Places to Go
Things to Do
Places to Stay
Plan Your Trip
Harlem is one of the most culturally rich neighborhoods in New York City and in the world. It’s where the Harlem Renaissance began, inspiring a cultural movement across the United States. It’s where legendary performers like Aretha Franklin and Michael Jackson were discovered and where jazz and gospel music still flood the sidewalks. It’s also where the soul food classic chicken and waffles was invented.
Harlem Week 2019 marks its 45th year. It has become one of the largest cultural events in the nation and this year will have 100+ events spanning conferences, seminars, sports, music, food, dance, and more.
Nothing highlights Harlem’s unique diversity like its food. Harlem Restaurant Week celebrates the neighborhood's rich culinary heritage.
From August 19 through September 1, participating restaurants are offering prix-fixe menus and specials as well as live events.

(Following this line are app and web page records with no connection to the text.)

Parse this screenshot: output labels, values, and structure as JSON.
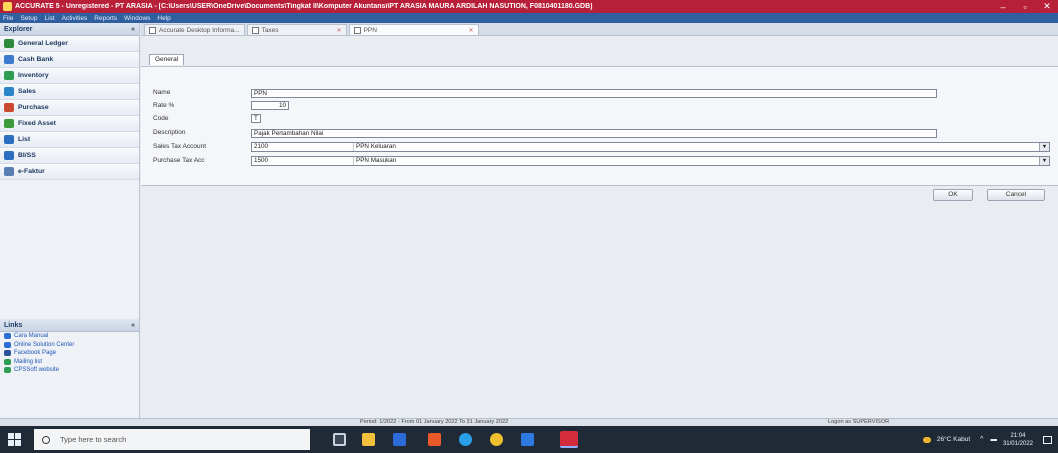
{
  "window": {
    "title": "ACCURATE 5 - Unregistered - PT ARASIA - [C:\\Users\\USER\\OneDrive\\Documents\\Tingkat II\\Komputer Akuntansi\\PT ARASIA MAURA ARDILAH NASUTION, F0810401180.GDB]",
    "controls": [
      "–",
      "▫",
      "✕"
    ]
  },
  "menubar": {
    "items": [
      "File",
      "Setup",
      "List",
      "Activities",
      "Reports",
      "Windows",
      "Help"
    ]
  },
  "sidebar": {
    "explorer_title": "Explorer",
    "collapse": "«",
    "items": [
      {
        "label": "General Ledger",
        "icon": "general-ledger-icon",
        "color": "#2d8a3c"
      },
      {
        "label": "Cash Bank",
        "icon": "cash-bank-icon",
        "color": "#3d7bd1"
      },
      {
        "label": "Inventory",
        "icon": "inventory-icon",
        "color": "#2d9d54"
      },
      {
        "label": "Sales",
        "icon": "sales-icon",
        "color": "#2a86c9"
      },
      {
        "label": "Purchase",
        "icon": "purchase-icon",
        "color": "#c94a2e"
      },
      {
        "label": "Fixed Asset",
        "icon": "fixed-asset-icon",
        "color": "#3c9a3a"
      },
      {
        "label": "List",
        "icon": "list-icon",
        "color": "#2b6fc0"
      },
      {
        "label": "BI/SS",
        "icon": "biss-icon",
        "color": "#2b6fc0"
      },
      {
        "label": "e-Faktur",
        "icon": "efaktur-icon",
        "color": "#5a7fb5"
      }
    ],
    "links_title": "Links",
    "links_collapse": "«",
    "links": [
      {
        "label": "Cara Manual",
        "icon": "manual-icon",
        "color": "#2a6fd1"
      },
      {
        "label": "Online Solution Center",
        "icon": "solution-center-icon",
        "color": "#2a6fd1"
      },
      {
        "label": "Facebook Page",
        "icon": "facebook-icon",
        "color": "#2c4f9a"
      },
      {
        "label": "Mailing list",
        "icon": "mailing-list-icon",
        "color": "#2d9d54"
      },
      {
        "label": "CPSSoft website",
        "icon": "website-icon",
        "color": "#2d9d54"
      }
    ]
  },
  "tabs": [
    {
      "label": "Accurate Desktop Informa...",
      "close": "✕"
    },
    {
      "label": "Taxes",
      "close": "✕"
    },
    {
      "label": "PPN",
      "close": "✕"
    }
  ],
  "form": {
    "inner_tab": "General",
    "name_label": "Name",
    "name_value": "PPN",
    "rate_label": "Rate %",
    "rate_value": "10",
    "code_label": "Code",
    "code_value": "T",
    "description_label": "Description",
    "description_value": "Pajak Pertambahan Nilai",
    "sales_account_label": "Sales Tax Account",
    "sales_account_code": "2100",
    "sales_account_name": "PPN Keluaran",
    "purchase_account_label": "Purchase Tax Acc",
    "purchase_account_code": "1500",
    "purchase_account_name": "PPN Masukan",
    "combo_arrow": "▼",
    "ok_button": "OK",
    "cancel_button": "Cancel"
  },
  "statusbar": {
    "period": "Period: 1/2022 - From 01 January 2022 To 31 January 2022",
    "login": "Logon as SUPERVISOR"
  },
  "taskbar": {
    "search_placeholder": "Type here to search",
    "weather": "26°C Kabut",
    "chevron": "^",
    "time": "21:04",
    "date": "31/01/2022"
  }
}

Participating restaurants include: 67 Orange Street, Coogan's, Corner Social, Floridita's, FUMO, Harlem Shake, Harlem Tavern, Lido, Londel's, Mama Sushi, Melba's, Nocciola, Oso, Patrick's Place, Patsy's, Peque, Ponty Bistro (pictured), Red Rooster, Row House, Ruby's Vintage, Rum Hall, Serengeti Teas & Spices, Settepani, Sisters Cuisine, Shake Shack, Sofrito, Solomon & Kuff, Sylvia's "Soul Food" Restaurant, Uptown Veg and Juice Bar, and Whole Foods.
Close to all Harlem Week events and just five minutes to the subway to explore the rest of the city, Aloft Harlem provides everything you need in the heart of Harlem. The hotel, a member of the SPG group, has an always-open gym and restaurant on-site and a bar with live music, specialty cocktails, and pool tables.
There are a number of Bed & Breakfast options in the area if you are looking for a unique stay. Sleep in an authentic but renovated 100-year-old brownstone at the Harlem Grand. Guests return for the beauty of the rooms, the friendliness of the host, and the ideal location. The San Fermin B&B has earned the TripAdvisor Certificate of Excellence and is in a quiet, off-the-beaten-path location a little further uptown.
Don't just take our word for it, the experts below can show you the best and brightest things to see and do in Harlem:
The 1 train stops at 116th, 125th, and 137th Street, all along Broadway
The 2 and 3 trains stop at 116th, 125th, and 135th Street on Malcolm X Boulevard. The 3 also stops at 145th.
The 4, 5, and 6 trains stop at 125th Street and the 4 and 6 stop at 116th Street, both along Lexington Avenue.
The A/C and B/D lines stop along Frederick Douglass Boulevard at 116th Street (B and C), along St. Nicholas Avenue at 125th (A/C, B/D), 135th (A/C and B), and 145th Street (A/C, B/D).
Harlem is about a half hour taxi ride from LaGuardia, 45 minutes from Newark Airport, and an hour from JFK.
Harlem is accessible via Metro-North from Grand Central, the Hudson Valley, and Connecticut, with multiple stops daily at the Harlem-125th Street station.
From Penn Station, a 20- to 30-minute subway ride on the A/C, B/D, 2/3 lines will take you to the heart of Harlem at 125th Street (at St. Nicholas Ave for A/C and B/D and at Malcolm X Boulevard for 2/3).
From Albany: 2 hours, 30 minutes
From Buffalo: 6 hours, 20 minutes
From Boston: 4 hours
From Philadelphia: 2 hours
From Montreal: 6 hours